A question recently before the Indiana Court of Appeals was whether a UIM insurer was legally barred for selling a policy with UIM coverage in amounts less than bodily injury liability coverage. Could a policy be invalidated on that basis?

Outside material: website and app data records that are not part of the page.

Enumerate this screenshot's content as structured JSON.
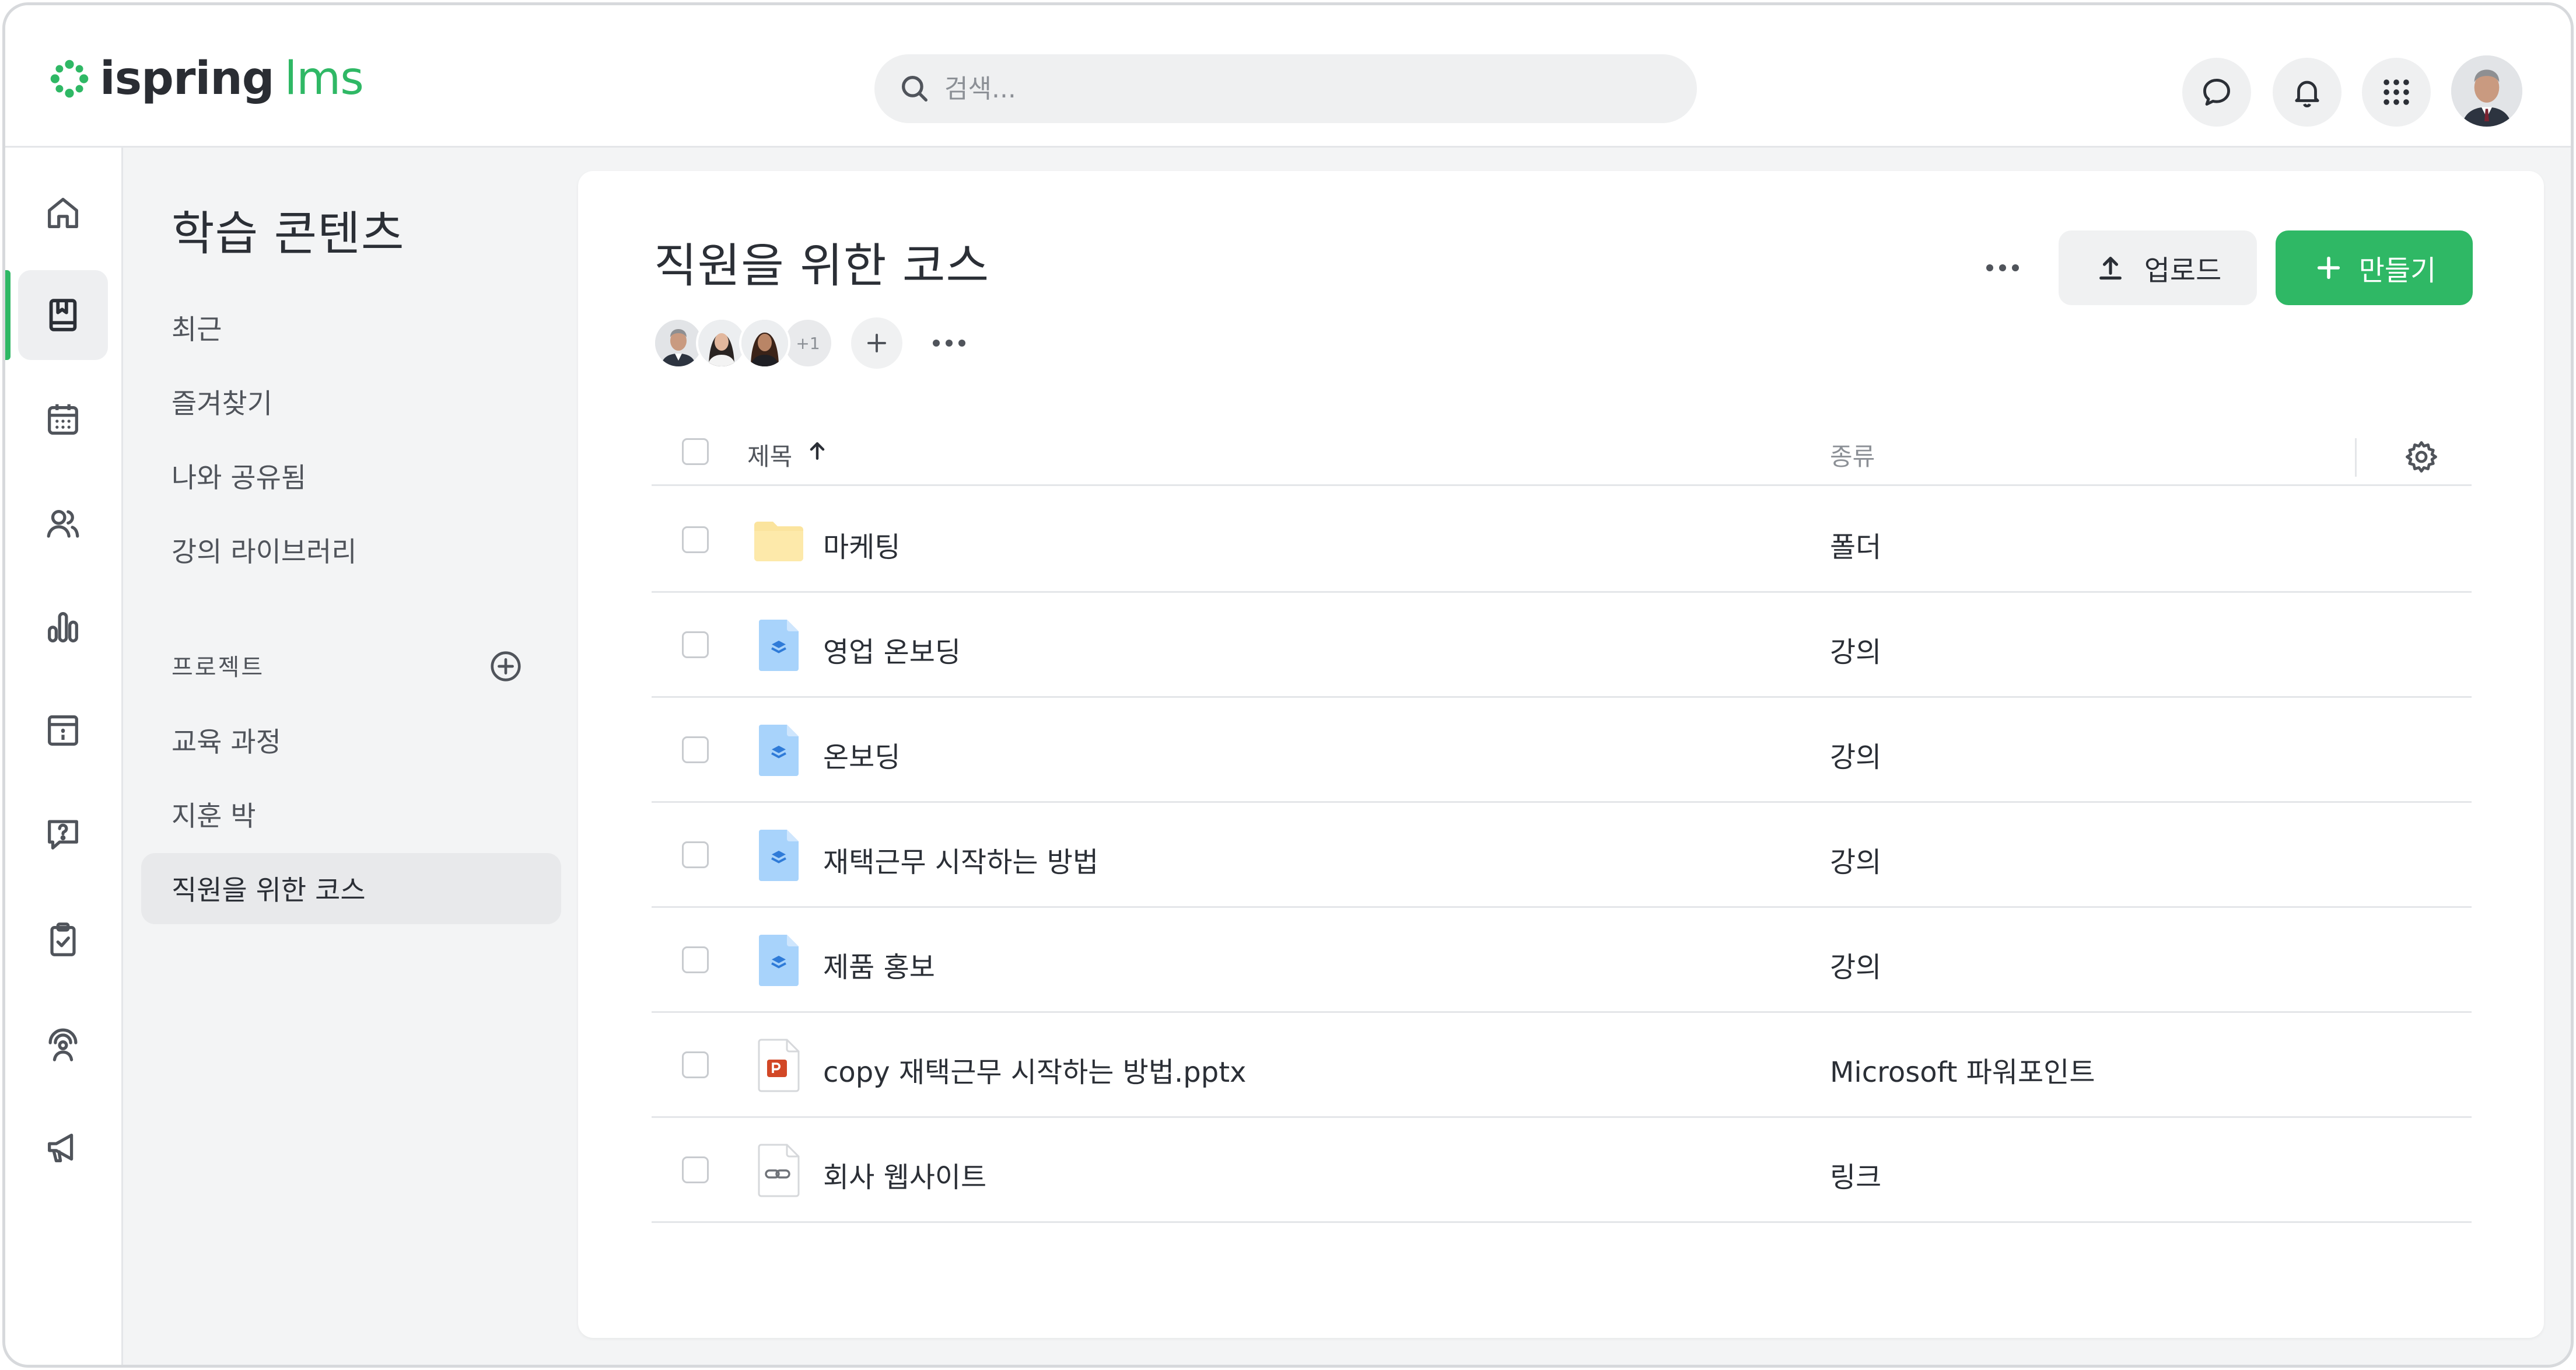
{
  "brand": {
    "name": "ispring",
    "suffix": "lms",
    "accent": "#2fb865"
  },
  "search": {
    "placeholder": "검색..."
  },
  "topbar": {
    "icons": [
      "chat-icon",
      "bell-icon",
      "apps-grid-icon",
      "user-avatar"
    ]
  },
  "rail": {
    "items": [
      "home-icon",
      "content-book-icon",
      "calendar-icon",
      "users-icon",
      "reports-chart-icon",
      "info-board-icon",
      "help-question-icon",
      "tasks-clipboard-icon",
      "coach-icon",
      "announcements-megaphone-icon"
    ],
    "active_index": 1
  },
  "sidebar": {
    "title": "학습 콘텐츠",
    "links": [
      "최근",
      "즐겨찾기",
      "나와 공유됨",
      "강의 라이브러리"
    ],
    "section_label": "프로젝트",
    "projects": [
      "교육 과정",
      "지훈 박",
      "직원을 위한 코스"
    ],
    "selected_project": "직원을 위한 코스"
  },
  "main": {
    "title": "직원을 위한 코스",
    "upload_label": "업로드",
    "create_label": "만들기",
    "members_extra": "+1",
    "columns": {
      "title": "제목",
      "type": "종류"
    },
    "rows": [
      {
        "name": "마케팅",
        "type": "폴더",
        "icon": "folder-icon"
      },
      {
        "name": "영업 온보딩",
        "type": "강의",
        "icon": "course-file-icon"
      },
      {
        "name": "온보딩",
        "type": "강의",
        "icon": "course-file-icon"
      },
      {
        "name": "재택근무 시작하는 방법",
        "type": "강의",
        "icon": "course-file-icon"
      },
      {
        "name": "제품 홍보",
        "type": "강의",
        "icon": "course-file-icon"
      },
      {
        "name": "copy 재택근무 시작하는 방법.pptx",
        "type": "Microsoft 파워포인트",
        "icon": "powerpoint-file-icon"
      },
      {
        "name": "회사 웹사이트",
        "type": "링크",
        "icon": "link-file-icon"
      }
    ]
  }
}
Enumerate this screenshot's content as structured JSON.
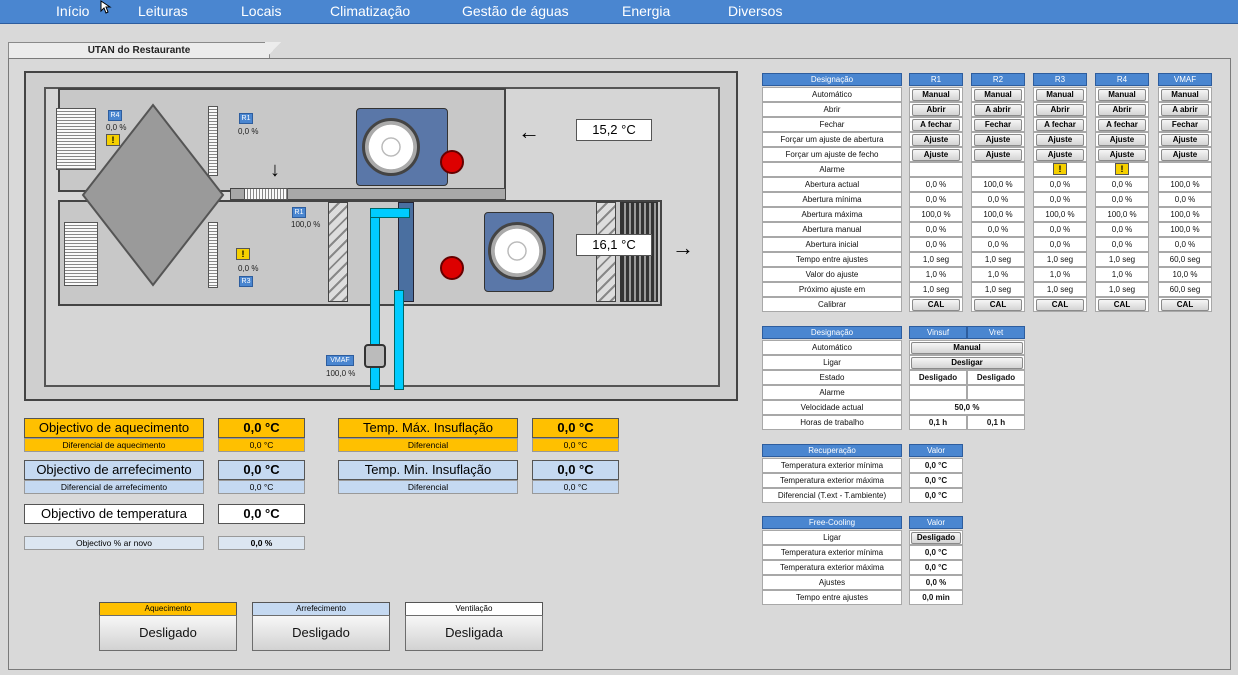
{
  "nav": {
    "items": [
      "Início",
      "Leituras",
      "Locais",
      "Climatização",
      "Gestão de águas",
      "Energia",
      "Diversos"
    ]
  },
  "tab": {
    "title": "UTAN do Restaurante"
  },
  "diagram": {
    "temp_top": "15,2 °C",
    "temp_bottom": "16,1 °C",
    "arrow_left": "←",
    "arrow_right": "→",
    "arrow_down": "↓",
    "r4": {
      "label": "R4",
      "value": "0,0 %"
    },
    "r1_top": {
      "label": "R1",
      "value": "0,0 %"
    },
    "r1_mid": {
      "label": "R1",
      "value": "100,0 %"
    },
    "r3": {
      "label": "R3",
      "value": "0,0 %"
    },
    "vmaf": {
      "label": "VMAF",
      "value": "100,0 %"
    }
  },
  "setpoints": {
    "heating": {
      "label": "Objectivo de aquecimento",
      "value": "0,0 °C",
      "sub_label": "Diferencial de aquecimento",
      "sub_value": "0,0 °C",
      "color": "#ffc000"
    },
    "max_supply": {
      "label": "Temp. Máx. Insuflação",
      "value": "0,0 °C",
      "sub_label": "Diferencial",
      "sub_value": "0,0 °C"
    },
    "cooling": {
      "label": "Objectivo de arrefecimento",
      "value": "0,0 °C",
      "sub_label": "Diferencial de arrefecimento",
      "sub_value": "0,0 °C",
      "color": "#c5d9f1"
    },
    "min_supply": {
      "label": "Temp. Min. Insuflação",
      "value": "0,0 °C",
      "sub_label": "Diferencial",
      "sub_value": "0,0 °C"
    },
    "temperature": {
      "label": "Objectivo de temperatura",
      "value": "0,0 °C"
    },
    "fresh_air": {
      "label": "Objectivo % ar novo",
      "value": "0,0 %"
    }
  },
  "modes": {
    "heating": {
      "title": "Aquecimento",
      "state": "Desligado",
      "color": "#ffc000"
    },
    "cooling": {
      "title": "Arrefecimento",
      "state": "Desligado",
      "color": "#c5d9f1"
    },
    "ventilation": {
      "title": "Ventilação",
      "state": "Desligada",
      "color": "#ffffff"
    }
  },
  "dampers": {
    "designation_header": "Designação",
    "row_labels": [
      "Automático",
      "Abrir",
      "Fechar",
      "Forçar um ajuste de abertura",
      "Forçar um ajuste de fecho",
      "Alarme",
      "Abertura actual",
      "Abertura mínima",
      "Abertura máxima",
      "Abertura manual",
      "Abertura inicial",
      "Tempo entre ajustes",
      "Valor do ajuste",
      "Próximo ajuste em",
      "Calibrar"
    ],
    "columns": [
      {
        "name": "R1",
        "automatico": "Manual",
        "abrir": "Abrir",
        "fechar": "A fechar",
        "forcar_abertura": "Ajuste",
        "forcar_fecho": "Ajuste",
        "alarme": "",
        "actual": "0,0 %",
        "minima": "0,0 %",
        "maxima": "100,0 %",
        "manual": "0,0 %",
        "inicial": "0,0 %",
        "tempo": "1,0 seg",
        "valor": "1,0 %",
        "proximo": "1,0 seg",
        "calibrar": "CAL"
      },
      {
        "name": "R2",
        "automatico": "Manual",
        "abrir": "A abrir",
        "fechar": "Fechar",
        "forcar_abertura": "Ajuste",
        "forcar_fecho": "Ajuste",
        "alarme": "",
        "actual": "100,0 %",
        "minima": "0,0 %",
        "maxima": "100,0 %",
        "manual": "0,0 %",
        "inicial": "0,0 %",
        "tempo": "1,0 seg",
        "valor": "1,0 %",
        "proximo": "1,0 seg",
        "calibrar": "CAL"
      },
      {
        "name": "R3",
        "automatico": "Manual",
        "abrir": "Abrir",
        "fechar": "A fechar",
        "forcar_abertura": "Ajuste",
        "forcar_fecho": "Ajuste",
        "alarme": "warning",
        "actual": "0,0 %",
        "minima": "0,0 %",
        "maxima": "100,0 %",
        "manual": "0,0 %",
        "inicial": "0,0 %",
        "tempo": "1,0 seg",
        "valor": "1,0 %",
        "proximo": "1,0 seg",
        "calibrar": "CAL"
      },
      {
        "name": "R4",
        "automatico": "Manual",
        "abrir": "Abrir",
        "fechar": "A fechar",
        "forcar_abertura": "Ajuste",
        "forcar_fecho": "Ajuste",
        "alarme": "warning",
        "actual": "0,0 %",
        "minima": "0,0 %",
        "maxima": "100,0 %",
        "manual": "0,0 %",
        "inicial": "0,0 %",
        "tempo": "1,0 seg",
        "valor": "1,0 %",
        "proximo": "1,0 seg",
        "calibrar": "CAL"
      },
      {
        "name": "VMAF",
        "automatico": "Manual",
        "abrir": "A abrir",
        "fechar": "Fechar",
        "forcar_abertura": "Ajuste",
        "forcar_fecho": "Ajuste",
        "alarme": "",
        "actual": "100,0 %",
        "minima": "0,0 %",
        "maxima": "100,0 %",
        "manual": "100,0 %",
        "inicial": "0,0 %",
        "tempo": "60,0 seg",
        "valor": "10,0 %",
        "proximo": "60,0 seg",
        "calibrar": "CAL"
      }
    ]
  },
  "fans": {
    "designation_header": "Designação",
    "col1": "Vinsuf",
    "col2": "Vret",
    "rows": {
      "automatico": "Automático",
      "ligar": "Ligar",
      "estado": "Estado",
      "alarme": "Alarme",
      "velocidade": "Velocidade actual",
      "horas": "Horas de trabalho"
    },
    "automatico_btn": "Manual",
    "ligar_btn": "Desligar",
    "estado1": "Desligado",
    "estado2": "Desligado",
    "velocidade": "50,0 %",
    "horas1": "0,1 h",
    "horas2": "0,1 h"
  },
  "recovery": {
    "header": "Recuperação",
    "value_header": "Valor",
    "rows": [
      {
        "label": "Temperatura exterior mínima",
        "value": "0,0 °C"
      },
      {
        "label": "Temperatura exterior máxima",
        "value": "0,0 °C"
      },
      {
        "label": "Diferencial (T.ext - T.ambiente)",
        "value": "0,0 °C"
      }
    ]
  },
  "freecooling": {
    "header": "Free-Cooling",
    "value_header": "Valor",
    "ligar_label": "Ligar",
    "ligar_btn": "Desligado",
    "rows": [
      {
        "label": "Temperatura exterior mínima",
        "value": "0,0 °C"
      },
      {
        "label": "Temperatura exterior máxima",
        "value": "0,0 °C"
      },
      {
        "label": "Ajustes",
        "value": "0,0 %"
      },
      {
        "label": "Tempo entre ajustes",
        "value": "0,0 min"
      }
    ]
  },
  "colors": {
    "nav": "#4a86d0",
    "header": "#4a86d0",
    "heating": "#ffc000",
    "cooling": "#c5d9f1",
    "pipe": "#00ccff"
  }
}
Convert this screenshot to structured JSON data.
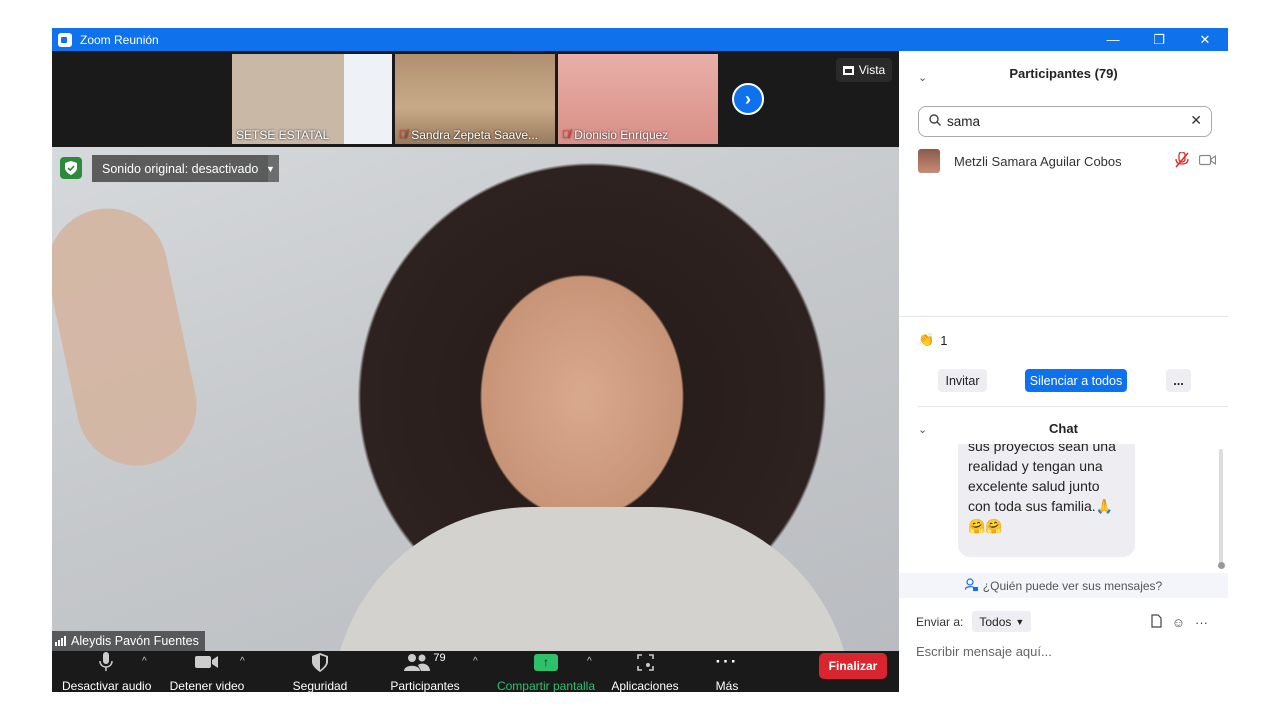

The court answered no in Troy Lee v. Liberty Mutual Fire Insurance Companydisagreeing with the plaintiff truck driver who was injured in an on-the-job crash that the amounts had to be the same. Continue reading